5 To you they cried out and were saved;
in you they trusted and were not put to shame.
6 But I am a worm and not a man,
scorned by everyone, despised by the people.
7 All who see me mock me;
they hurl insults, shaking their heads.
8 “He trusts in the Lord,” they say,
“let the Lord rescue him.
Let him deliver him,
since he delights in him.”
9 Yet you brought me out of the womb;
you made me trust in you, even at my mother’s breast.
10 From birth I was cast on you;
from my mother’s womb you have been my God.
11 Do not be far from me,
for trouble is near
and there is no one to help.
12 Many bulls surround me;
strong bulls of Bashan encircle me.
13 Roaring lions that tear their prey
open their mouths wide against me.
14 I am poured out like water,
and all my bones are out of joint.
My heart has turned to wax;
it has melted within me.
15 My mouth is dried up like a potsherd,
and my tongue sticks to the roof of my mouth;
you lay me in the dust of death.
16 Dogs surround me,
a pack of villains encircles me;
they pierce my hands and my feet.
17 All my bones are on display;
people stare and gloat over me.
18 They divide my clothes among them
and cast lots for my garment.
19 But you, Lord, do not be far from me.
You are my strength; come quickly to help me.
20 Deliver me from the sword,
my precious life from the power of the dogs.
21 Rescue me from the mouth of the lions;
save me from the horns of the wild oxen.
22 I will declare your name to my people;
in the assembly I will praise you.
23 You who fear the Lord, praise him!
All you descendants of Jacob, honor him!
Revere him, all you descendants of Israel!
24 For he has not despised or scorned
the suffering of the afflicted one;
he has not hidden his face from him
but has listened to his cry for help.
25 From you comes the theme of my praise in the great assembly;
before those who fear you I will fulfill my vows.
26 The poor will eat and be satisfied;
those who seek the Lord will praise him—
may your hearts live forever!
27 All the ends of the earth
will remember and turn to the Lord,
and all the families of the nations
will bow down before him,
28 for dominion belongs to the Lord
and he rules over the nations.
29 All the rich of the earth will feast and worship;
all who go down to the dust will kneel before him—
those who cannot keep themselves alive.
30 Posterity will serve him;
future generations will be told about the Lord.
31 They will proclaim his righteousness,
declaring to a people yet unborn:
He has done it!
One of Jesus’ Last Sayings

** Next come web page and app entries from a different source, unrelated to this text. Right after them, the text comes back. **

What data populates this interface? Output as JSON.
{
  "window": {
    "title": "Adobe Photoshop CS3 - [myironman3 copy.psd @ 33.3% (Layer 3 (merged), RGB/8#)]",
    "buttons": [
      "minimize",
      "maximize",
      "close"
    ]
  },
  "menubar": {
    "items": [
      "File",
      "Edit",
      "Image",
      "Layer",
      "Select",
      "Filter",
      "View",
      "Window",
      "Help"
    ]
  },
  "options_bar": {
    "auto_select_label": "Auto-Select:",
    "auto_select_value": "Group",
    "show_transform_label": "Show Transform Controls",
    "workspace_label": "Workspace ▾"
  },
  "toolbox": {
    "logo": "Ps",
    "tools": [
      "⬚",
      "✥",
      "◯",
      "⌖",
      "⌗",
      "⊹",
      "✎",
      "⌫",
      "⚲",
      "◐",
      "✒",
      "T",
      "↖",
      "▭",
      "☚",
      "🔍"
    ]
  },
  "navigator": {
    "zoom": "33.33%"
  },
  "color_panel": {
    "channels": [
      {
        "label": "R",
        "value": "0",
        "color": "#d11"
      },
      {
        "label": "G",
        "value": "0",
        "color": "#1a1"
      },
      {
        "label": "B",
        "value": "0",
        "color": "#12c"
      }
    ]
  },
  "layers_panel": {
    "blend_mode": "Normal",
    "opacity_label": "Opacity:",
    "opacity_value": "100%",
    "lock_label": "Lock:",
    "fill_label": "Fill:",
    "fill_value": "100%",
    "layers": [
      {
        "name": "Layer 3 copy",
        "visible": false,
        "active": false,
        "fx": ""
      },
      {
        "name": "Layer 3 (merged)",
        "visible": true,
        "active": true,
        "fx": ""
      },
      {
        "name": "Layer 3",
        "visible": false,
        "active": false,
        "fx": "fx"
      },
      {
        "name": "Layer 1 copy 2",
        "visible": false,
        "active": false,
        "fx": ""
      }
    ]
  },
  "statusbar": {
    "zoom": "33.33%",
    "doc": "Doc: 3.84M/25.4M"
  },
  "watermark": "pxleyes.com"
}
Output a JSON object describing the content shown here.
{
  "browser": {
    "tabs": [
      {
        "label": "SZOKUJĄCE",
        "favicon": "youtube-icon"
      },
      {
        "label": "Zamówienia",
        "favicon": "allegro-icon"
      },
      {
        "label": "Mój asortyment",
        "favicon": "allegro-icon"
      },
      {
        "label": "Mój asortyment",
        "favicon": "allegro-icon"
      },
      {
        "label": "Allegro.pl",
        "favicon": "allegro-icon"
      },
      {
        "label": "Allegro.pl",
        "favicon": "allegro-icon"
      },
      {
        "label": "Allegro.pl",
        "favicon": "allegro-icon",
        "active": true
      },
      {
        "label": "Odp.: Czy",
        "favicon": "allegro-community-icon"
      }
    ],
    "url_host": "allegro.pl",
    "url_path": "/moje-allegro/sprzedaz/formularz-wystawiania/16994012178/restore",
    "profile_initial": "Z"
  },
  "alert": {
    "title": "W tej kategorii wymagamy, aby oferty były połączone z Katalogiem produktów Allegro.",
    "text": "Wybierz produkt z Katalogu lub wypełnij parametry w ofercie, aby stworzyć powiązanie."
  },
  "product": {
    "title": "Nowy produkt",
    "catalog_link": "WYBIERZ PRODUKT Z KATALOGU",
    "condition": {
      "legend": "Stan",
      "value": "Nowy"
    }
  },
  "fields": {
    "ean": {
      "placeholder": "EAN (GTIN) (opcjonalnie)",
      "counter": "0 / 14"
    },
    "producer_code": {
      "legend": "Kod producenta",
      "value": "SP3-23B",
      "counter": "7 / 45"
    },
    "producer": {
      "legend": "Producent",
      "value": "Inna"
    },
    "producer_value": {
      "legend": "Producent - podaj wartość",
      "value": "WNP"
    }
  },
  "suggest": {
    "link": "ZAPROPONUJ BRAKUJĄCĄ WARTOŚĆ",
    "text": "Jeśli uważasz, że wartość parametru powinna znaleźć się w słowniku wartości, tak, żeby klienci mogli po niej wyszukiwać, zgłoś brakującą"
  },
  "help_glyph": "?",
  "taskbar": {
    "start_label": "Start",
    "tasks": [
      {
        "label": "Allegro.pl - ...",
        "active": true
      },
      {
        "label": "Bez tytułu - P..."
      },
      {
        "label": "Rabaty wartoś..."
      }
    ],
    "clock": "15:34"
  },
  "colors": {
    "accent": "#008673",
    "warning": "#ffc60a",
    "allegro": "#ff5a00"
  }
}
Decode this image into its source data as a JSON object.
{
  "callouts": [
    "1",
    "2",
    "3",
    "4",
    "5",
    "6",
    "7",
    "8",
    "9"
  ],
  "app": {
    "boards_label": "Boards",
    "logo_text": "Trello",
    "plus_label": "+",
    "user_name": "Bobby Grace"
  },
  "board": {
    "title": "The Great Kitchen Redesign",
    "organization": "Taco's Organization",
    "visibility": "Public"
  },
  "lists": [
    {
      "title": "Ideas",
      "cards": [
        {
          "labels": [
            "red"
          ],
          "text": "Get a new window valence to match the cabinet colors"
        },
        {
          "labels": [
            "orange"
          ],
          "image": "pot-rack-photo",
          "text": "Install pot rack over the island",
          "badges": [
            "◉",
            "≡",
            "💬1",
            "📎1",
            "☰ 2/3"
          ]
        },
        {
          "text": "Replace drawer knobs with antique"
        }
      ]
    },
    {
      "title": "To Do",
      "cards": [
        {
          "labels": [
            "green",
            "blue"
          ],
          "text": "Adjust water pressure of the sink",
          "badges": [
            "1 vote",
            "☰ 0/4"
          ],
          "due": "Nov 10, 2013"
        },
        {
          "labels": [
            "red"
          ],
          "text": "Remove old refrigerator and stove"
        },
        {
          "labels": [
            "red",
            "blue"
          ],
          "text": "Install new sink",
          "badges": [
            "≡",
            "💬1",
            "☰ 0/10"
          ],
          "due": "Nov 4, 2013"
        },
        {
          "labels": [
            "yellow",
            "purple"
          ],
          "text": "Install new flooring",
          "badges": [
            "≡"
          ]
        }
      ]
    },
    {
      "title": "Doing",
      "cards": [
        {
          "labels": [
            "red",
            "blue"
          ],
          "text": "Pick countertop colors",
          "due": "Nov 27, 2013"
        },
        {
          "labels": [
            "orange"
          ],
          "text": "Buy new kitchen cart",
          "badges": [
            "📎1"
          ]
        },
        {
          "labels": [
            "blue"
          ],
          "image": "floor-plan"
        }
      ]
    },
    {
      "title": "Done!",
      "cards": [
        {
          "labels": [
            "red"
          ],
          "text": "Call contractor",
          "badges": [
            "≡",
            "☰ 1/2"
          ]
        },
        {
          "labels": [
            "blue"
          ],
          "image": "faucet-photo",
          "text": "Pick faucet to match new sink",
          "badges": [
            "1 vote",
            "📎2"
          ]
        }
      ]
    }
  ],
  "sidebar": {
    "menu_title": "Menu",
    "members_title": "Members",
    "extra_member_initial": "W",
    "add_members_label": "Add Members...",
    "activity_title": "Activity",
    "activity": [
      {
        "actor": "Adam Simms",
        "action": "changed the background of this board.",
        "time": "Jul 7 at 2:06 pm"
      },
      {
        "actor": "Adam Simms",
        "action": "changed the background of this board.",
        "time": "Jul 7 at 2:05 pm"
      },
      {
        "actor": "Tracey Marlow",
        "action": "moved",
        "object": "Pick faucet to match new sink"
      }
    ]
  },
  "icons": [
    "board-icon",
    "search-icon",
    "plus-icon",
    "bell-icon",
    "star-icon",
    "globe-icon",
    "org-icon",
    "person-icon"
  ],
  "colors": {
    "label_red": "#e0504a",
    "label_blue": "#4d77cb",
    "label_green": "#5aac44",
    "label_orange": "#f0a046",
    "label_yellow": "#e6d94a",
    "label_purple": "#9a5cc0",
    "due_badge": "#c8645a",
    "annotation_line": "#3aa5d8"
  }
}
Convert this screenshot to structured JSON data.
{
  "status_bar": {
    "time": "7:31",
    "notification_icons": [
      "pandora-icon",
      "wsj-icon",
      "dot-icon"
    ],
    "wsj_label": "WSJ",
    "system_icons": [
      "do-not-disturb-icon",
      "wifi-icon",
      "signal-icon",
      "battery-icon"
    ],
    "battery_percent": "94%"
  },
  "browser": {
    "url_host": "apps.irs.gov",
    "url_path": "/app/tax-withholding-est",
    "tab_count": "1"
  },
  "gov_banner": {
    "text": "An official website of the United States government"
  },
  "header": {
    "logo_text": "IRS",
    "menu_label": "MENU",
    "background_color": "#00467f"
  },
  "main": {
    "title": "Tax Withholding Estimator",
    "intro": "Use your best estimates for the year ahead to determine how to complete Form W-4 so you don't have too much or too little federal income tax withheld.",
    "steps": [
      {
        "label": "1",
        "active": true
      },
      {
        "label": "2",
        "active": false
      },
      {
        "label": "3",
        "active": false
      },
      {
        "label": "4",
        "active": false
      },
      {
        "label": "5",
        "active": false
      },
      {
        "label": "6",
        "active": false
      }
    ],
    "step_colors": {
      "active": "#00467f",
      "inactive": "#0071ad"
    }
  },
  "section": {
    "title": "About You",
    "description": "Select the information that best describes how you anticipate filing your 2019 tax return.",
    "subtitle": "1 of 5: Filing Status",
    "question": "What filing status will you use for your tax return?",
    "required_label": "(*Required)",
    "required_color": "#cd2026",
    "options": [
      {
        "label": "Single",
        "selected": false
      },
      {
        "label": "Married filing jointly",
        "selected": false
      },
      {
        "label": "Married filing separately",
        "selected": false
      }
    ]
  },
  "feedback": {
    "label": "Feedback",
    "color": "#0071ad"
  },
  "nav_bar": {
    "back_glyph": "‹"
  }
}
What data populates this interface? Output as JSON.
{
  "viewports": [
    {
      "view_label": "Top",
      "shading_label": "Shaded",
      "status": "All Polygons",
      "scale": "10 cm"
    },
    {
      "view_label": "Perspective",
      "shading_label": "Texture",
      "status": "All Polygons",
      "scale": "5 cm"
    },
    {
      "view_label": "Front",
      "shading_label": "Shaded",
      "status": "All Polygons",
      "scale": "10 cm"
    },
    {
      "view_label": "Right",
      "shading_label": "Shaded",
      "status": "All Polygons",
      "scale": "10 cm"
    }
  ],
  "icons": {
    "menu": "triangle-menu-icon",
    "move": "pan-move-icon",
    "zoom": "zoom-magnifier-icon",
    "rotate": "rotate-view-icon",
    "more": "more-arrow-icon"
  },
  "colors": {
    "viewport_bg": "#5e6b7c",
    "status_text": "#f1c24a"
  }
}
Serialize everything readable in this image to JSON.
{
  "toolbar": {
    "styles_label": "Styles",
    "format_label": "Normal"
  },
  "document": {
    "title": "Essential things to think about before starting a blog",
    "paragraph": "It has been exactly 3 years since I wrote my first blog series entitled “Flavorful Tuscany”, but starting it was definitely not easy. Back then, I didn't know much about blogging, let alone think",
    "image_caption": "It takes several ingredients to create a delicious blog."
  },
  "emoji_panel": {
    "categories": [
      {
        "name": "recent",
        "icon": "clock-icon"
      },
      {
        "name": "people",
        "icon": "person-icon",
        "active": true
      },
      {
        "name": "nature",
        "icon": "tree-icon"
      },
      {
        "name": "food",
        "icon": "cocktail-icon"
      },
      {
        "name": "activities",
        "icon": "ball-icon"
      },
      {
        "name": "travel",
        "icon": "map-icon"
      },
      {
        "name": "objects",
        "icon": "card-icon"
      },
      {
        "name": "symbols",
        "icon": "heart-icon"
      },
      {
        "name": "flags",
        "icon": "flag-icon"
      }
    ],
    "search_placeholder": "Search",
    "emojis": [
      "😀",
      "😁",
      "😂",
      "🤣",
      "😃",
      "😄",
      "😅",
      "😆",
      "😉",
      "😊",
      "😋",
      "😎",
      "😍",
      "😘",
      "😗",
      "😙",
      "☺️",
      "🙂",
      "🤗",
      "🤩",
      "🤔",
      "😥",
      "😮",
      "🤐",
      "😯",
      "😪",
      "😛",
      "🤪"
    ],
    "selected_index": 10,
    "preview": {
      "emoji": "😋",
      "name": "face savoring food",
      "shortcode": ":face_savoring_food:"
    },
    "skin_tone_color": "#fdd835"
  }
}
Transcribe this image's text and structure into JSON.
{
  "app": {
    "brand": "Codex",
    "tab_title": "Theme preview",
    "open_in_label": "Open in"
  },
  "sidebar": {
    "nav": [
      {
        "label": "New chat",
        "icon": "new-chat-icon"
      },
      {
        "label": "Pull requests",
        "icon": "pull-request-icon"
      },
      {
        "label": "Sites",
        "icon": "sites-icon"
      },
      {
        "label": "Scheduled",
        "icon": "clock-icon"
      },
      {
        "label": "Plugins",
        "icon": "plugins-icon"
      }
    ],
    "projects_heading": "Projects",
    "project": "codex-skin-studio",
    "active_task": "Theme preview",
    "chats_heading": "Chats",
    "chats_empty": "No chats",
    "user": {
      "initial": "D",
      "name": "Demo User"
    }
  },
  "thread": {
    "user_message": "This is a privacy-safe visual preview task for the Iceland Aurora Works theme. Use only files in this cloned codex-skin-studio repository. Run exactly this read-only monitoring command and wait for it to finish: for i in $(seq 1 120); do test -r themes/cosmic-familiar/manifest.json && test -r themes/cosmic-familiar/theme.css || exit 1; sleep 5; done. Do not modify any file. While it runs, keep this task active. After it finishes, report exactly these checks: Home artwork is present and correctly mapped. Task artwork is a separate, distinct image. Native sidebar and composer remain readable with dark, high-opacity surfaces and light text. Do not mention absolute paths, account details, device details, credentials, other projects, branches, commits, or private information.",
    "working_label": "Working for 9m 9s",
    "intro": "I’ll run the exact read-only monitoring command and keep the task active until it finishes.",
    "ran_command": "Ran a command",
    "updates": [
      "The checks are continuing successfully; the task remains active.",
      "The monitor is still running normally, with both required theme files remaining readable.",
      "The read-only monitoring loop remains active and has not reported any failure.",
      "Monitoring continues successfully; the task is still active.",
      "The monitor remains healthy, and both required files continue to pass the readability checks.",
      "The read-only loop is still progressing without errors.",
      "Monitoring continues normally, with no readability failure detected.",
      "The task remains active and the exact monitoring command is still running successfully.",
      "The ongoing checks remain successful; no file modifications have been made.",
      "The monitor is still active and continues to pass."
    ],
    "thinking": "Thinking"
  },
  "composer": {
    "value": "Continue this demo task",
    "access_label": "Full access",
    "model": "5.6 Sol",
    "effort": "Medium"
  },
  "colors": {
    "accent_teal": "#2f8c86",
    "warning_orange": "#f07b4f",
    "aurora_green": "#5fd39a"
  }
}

When Jesus was on the cross, he spoke the first line of David’s Psalm aloud, and then recited the rest of the words quietly to himself. It was standard practice to do that. Somehow, the people ‘in the know’ would have understood that he was also showing how David had prophesied his death by crucifixion.
As Jesus said, “Do not think that I have come to abolish the Law or the Prophets; I have not come to abolish them but to fulfill them.” (Matthew 5:17) He understood his mission was to be everything that God wanted for all of us.
“Go and do likewise…”
At the end of Jesus’ recitation, he spoke the last line aloud again (as was the standard practice). Most scripture interprets this as “It is done,” thinking that he meant his life. That became another of Jesus’ last sayings, although it was connected to the earlier one.
Lose Your Life for My Sake
Then Jesus told His disciples, “If anyone would come after Me, he must deny himself and take up his cross and follow Me. For whoever wants to save his life will lose it, but whoever loses his life for My sake will find it. What will it profit a man if he gains the whole world, yet forfeits his soul? Or what can a man give in exchange for his soul?…”(Matthew 16:24-26)
It’s a tough choice, isn’t it? Our whole physical process is one of survival. This seem so counter-intuitive that we deem it nonsense. But is it, really?
If we wait until our lives are over, we have wasted the opportunity to live life to the fullest NOW. It’s only when you realize that your version of living is flawed that you allow a better version to take over. Your higher spirit knows what you really want. Your ego, by contrast, just wants to prove that anything other than its control is death. And that is true, but only death to your ego.
When you allow your higher spirit to regain control, you stop acting like there are two sides warring with each other. You begin to be ONE.